▸ Description of the task:
Reproduce the listing verbatim.

▸ Material supplied:
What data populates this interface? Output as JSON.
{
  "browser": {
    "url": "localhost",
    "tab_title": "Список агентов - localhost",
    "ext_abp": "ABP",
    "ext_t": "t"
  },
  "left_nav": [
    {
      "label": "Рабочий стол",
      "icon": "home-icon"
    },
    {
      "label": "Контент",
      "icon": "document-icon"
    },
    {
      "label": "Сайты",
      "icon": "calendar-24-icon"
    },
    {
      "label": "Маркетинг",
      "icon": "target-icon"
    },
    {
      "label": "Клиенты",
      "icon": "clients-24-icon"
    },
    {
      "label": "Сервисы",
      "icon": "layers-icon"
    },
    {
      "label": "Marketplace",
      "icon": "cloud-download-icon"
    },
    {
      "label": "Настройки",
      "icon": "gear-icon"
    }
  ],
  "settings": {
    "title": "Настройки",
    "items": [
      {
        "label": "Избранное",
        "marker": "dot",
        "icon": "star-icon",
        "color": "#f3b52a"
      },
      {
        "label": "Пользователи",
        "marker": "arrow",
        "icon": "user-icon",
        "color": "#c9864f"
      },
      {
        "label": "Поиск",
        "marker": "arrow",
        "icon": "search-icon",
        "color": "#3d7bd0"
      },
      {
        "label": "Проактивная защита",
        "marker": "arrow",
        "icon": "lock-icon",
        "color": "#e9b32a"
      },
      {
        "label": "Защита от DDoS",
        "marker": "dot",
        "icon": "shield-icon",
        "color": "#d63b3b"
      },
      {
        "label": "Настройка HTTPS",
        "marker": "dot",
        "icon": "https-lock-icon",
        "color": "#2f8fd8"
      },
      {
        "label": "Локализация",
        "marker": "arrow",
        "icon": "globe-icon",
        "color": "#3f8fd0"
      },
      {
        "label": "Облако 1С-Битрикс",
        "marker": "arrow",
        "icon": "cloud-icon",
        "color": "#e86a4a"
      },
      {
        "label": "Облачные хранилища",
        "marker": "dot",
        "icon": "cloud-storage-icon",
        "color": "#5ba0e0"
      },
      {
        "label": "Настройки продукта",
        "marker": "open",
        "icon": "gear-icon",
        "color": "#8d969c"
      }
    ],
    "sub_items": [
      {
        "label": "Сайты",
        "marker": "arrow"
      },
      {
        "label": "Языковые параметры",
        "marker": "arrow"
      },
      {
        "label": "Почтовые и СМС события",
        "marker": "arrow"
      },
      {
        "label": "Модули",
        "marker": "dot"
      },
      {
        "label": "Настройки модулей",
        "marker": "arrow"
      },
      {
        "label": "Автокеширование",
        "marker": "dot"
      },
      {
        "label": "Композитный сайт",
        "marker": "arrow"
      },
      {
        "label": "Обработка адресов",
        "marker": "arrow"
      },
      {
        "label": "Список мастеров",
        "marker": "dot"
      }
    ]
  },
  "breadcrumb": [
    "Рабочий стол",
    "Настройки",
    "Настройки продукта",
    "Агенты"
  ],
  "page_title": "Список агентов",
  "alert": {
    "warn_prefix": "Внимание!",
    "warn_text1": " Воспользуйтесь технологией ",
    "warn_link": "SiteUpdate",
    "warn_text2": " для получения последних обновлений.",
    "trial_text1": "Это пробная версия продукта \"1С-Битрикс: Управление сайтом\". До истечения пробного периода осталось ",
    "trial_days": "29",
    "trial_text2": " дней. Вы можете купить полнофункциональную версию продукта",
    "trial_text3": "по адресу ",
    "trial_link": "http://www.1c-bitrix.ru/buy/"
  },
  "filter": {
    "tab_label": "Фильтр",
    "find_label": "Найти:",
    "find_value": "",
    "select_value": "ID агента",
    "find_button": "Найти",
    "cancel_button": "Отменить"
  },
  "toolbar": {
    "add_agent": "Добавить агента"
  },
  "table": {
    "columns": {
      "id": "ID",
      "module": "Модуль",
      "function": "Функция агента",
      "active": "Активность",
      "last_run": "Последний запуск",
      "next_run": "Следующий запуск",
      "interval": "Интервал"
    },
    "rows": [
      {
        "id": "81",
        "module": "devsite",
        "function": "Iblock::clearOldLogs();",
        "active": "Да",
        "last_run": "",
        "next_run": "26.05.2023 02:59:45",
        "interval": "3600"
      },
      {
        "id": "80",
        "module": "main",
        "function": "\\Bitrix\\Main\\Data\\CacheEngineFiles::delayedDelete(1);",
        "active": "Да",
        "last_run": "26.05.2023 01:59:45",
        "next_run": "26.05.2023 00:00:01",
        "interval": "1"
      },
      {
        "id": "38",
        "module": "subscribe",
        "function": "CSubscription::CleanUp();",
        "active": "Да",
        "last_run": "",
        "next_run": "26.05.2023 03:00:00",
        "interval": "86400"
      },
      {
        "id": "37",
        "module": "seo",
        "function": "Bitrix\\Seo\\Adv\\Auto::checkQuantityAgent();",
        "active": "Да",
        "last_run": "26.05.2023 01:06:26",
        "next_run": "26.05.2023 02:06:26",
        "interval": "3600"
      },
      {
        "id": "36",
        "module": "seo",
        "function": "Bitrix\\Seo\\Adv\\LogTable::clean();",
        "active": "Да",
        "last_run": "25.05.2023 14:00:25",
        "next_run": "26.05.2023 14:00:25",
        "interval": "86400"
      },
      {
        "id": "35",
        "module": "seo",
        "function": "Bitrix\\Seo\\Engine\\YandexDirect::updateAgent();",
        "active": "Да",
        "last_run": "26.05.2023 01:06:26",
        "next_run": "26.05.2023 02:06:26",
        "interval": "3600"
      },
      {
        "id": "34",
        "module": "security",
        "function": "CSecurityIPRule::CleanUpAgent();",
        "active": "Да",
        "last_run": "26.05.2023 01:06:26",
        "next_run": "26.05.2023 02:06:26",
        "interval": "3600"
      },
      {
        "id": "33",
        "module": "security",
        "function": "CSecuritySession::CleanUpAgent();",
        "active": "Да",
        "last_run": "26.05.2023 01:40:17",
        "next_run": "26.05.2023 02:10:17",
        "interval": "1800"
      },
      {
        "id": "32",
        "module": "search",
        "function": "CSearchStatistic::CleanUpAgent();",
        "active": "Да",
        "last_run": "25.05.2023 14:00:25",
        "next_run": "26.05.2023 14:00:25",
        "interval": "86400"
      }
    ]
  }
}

▸ Answer section:
What data populates this interface? Output as JSON.
{
  "browser": {
    "url": "localhost",
    "tab_title": "Список агентов - localhost",
    "ext_abp": "ABP",
    "ext_t": "t"
  },
  "left_nav": [
    {
      "label": "Рабочий стол",
      "icon": "home-icon"
    },
    {
      "label": "Контент",
      "icon": "document-icon"
    },
    {
      "label": "Сайты",
      "icon": "calendar-24-icon"
    },
    {
      "label": "Маркетинг",
      "icon": "target-icon"
    },
    {
      "label": "Клиенты",
      "icon": "clients-24-icon"
    },
    {
      "label": "Сервисы",
      "icon": "layers-icon"
    },
    {
      "label": "Marketplace",
      "icon": "cloud-download-icon"
    },
    {
      "label": "Настройки",
      "icon": "gear-icon"
    }
  ],
  "settings": {
    "title": "Настройки",
    "items": [
      {
        "label": "Избранное",
        "marker": "dot",
        "icon": "star-icon",
        "color": "#f3b52a"
      },
      {
        "label": "Пользователи",
        "marker": "arrow",
        "icon": "user-icon",
        "color": "#c9864f"
      },
      {
        "label": "Поиск",
        "marker": "arrow",
        "icon": "search-icon",
        "color": "#3d7bd0"
      },
      {
        "label": "Проактивная защита",
        "marker": "arrow",
        "icon": "lock-icon",
        "color": "#e9b32a"
      },
      {
        "label": "Защита от DDoS",
        "marker": "dot",
        "icon": "shield-icon",
        "color": "#d63b3b"
      },
      {
        "label": "Настройка HTTPS",
        "marker": "dot",
        "icon": "https-lock-icon",
        "color": "#2f8fd8"
      },
      {
        "label": "Локализация",
        "marker": "arrow",
        "icon": "globe-icon",
        "color": "#3f8fd0"
      },
      {
        "label": "Облако 1С-Битрикс",
        "marker": "arrow",
        "icon": "cloud-icon",
        "color": "#e86a4a"
      },
      {
        "label": "Облачные хранилища",
        "marker": "dot",
        "icon": "cloud-storage-icon",
        "color": "#5ba0e0"
      },
      {
        "label": "Настройки продукта",
        "marker": "open",
        "icon": "gear-icon",
        "color": "#8d969c"
      }
    ],
    "sub_items": [
      {
        "label": "Сайты",
        "marker": "arrow"
      },
      {
        "label": "Языковые параметры",
        "marker": "arrow"
      },
      {
        "label": "Почтовые и СМС события",
        "marker": "arrow"
      },
      {
        "label": "Модули",
        "marker": "dot"
      },
      {
        "label": "Настройки модулей",
        "marker": "arrow"
      },
      {
        "label": "Автокеширование",
        "marker": "dot"
      },
      {
        "label": "Композитный сайт",
        "marker": "arrow"
      },
      {
        "label": "Обработка адресов",
        "marker": "arrow"
      },
      {
        "label": "Список мастеров",
        "marker": "dot"
      }
    ]
  },
  "breadcrumb": [
    "Рабочий стол",
    "Настройки",
    "Настройки продукта",
    "Агенты"
  ],
  "page_title": "Список агентов",
  "alert": {
    "warn_prefix": "Внимание!",
    "warn_text1": " Воспользуйтесь технологией ",
    "warn_link": "SiteUpdate",
    "warn_text2": " для получения последних обновлений.",
    "trial_text1": "Это пробная версия продукта \"1С-Битрикс: Управление сайтом\". До истечения пробного периода осталось ",
    "trial_days": "29",
    "trial_text2": " дней. Вы можете купить полнофункциональную версию продукта",
    "trial_text3": "по адресу ",
    "trial_link": "http://www.1c-bitrix.ru/buy/"
  },
  "filter": {
    "tab_label": "Фильтр",
    "find_label": "Найти:",
    "find_value": "",
    "select_value": "ID агента",
    "find_button": "Найти",
    "cancel_button": "Отменить"
  },
  "toolbar": {
    "add_agent": "Добавить агента"
  },
  "table": {
    "columns": {
      "id": "ID",
      "module": "Модуль",
      "function": "Функция агента",
      "active": "Активность",
      "last_run": "Последний запуск",
      "next_run": "Следующий запуск",
      "interval": "Интервал"
    },
    "rows": [
      {
        "id": "81",
        "module": "devsite",
        "function": "Iblock::clearOldLogs();",
        "active": "Да",
        "last_run": "",
        "next_run": "26.05.2023 02:59:45",
        "interval": "3600"
      },
      {
        "id": "80",
        "module": "main",
        "function": "\\Bitrix\\Main\\Data\\CacheEngineFiles::delayedDelete(1);",
        "active": "Да",
        "last_run": "26.05.2023 01:59:45",
        "next_run": "26.05.2023 00:00:01",
        "interval": "1"
      },
      {
        "id": "38",
        "module": "subscribe",
        "function": "CSubscription::CleanUp();",
        "active": "Да",
        "last_run": "",
        "next_run": "26.05.2023 03:00:00",
        "interval": "86400"
      },
      {
        "id": "37",
        "module": "seo",
        "function": "Bitrix\\Seo\\Adv\\Auto::checkQuantityAgent();",
        "active": "Да",
        "last_run": "26.05.2023 01:06:26",
        "next_run": "26.05.2023 02:06:26",
        "interval": "3600"
      },
      {
        "id": "36",
        "module": "seo",
        "function": "Bitrix\\Seo\\Adv\\LogTable::clean();",
        "active": "Да",
        "last_run": "25.05.2023 14:00:25",
        "next_run": "26.05.2023 14:00:25",
        "interval": "86400"
      },
      {
        "id": "35",
        "module": "seo",
        "function": "Bitrix\\Seo\\Engine\\YandexDirect::updateAgent();",
        "active": "Да",
        "last_run": "26.05.2023 01:06:26",
        "next_run": "26.05.2023 02:06:26",
        "interval": "3600"
      },
      {
        "id": "34",
        "module": "security",
        "function": "CSecurityIPRule::CleanUpAgent();",
        "active": "Да",
        "last_run": "26.05.2023 01:06:26",
        "next_run": "26.05.2023 02:06:26",
        "interval": "3600"
      },
      {
        "id": "33",
        "module": "security",
        "function": "CSecuritySession::CleanUpAgent();",
        "active": "Да",
        "last_run": "26.05.2023 01:40:17",
        "next_run": "26.05.2023 02:10:17",
        "interval": "1800"
      },
      {
        "id": "32",
        "module": "search",
        "function": "CSearchStatistic::CleanUpAgent();",
        "active": "Да",
        "last_run": "25.05.2023 14:00:25",
        "next_run": "26.05.2023 14:00:25",
        "interval": "86400"
      }
    ]
  }
}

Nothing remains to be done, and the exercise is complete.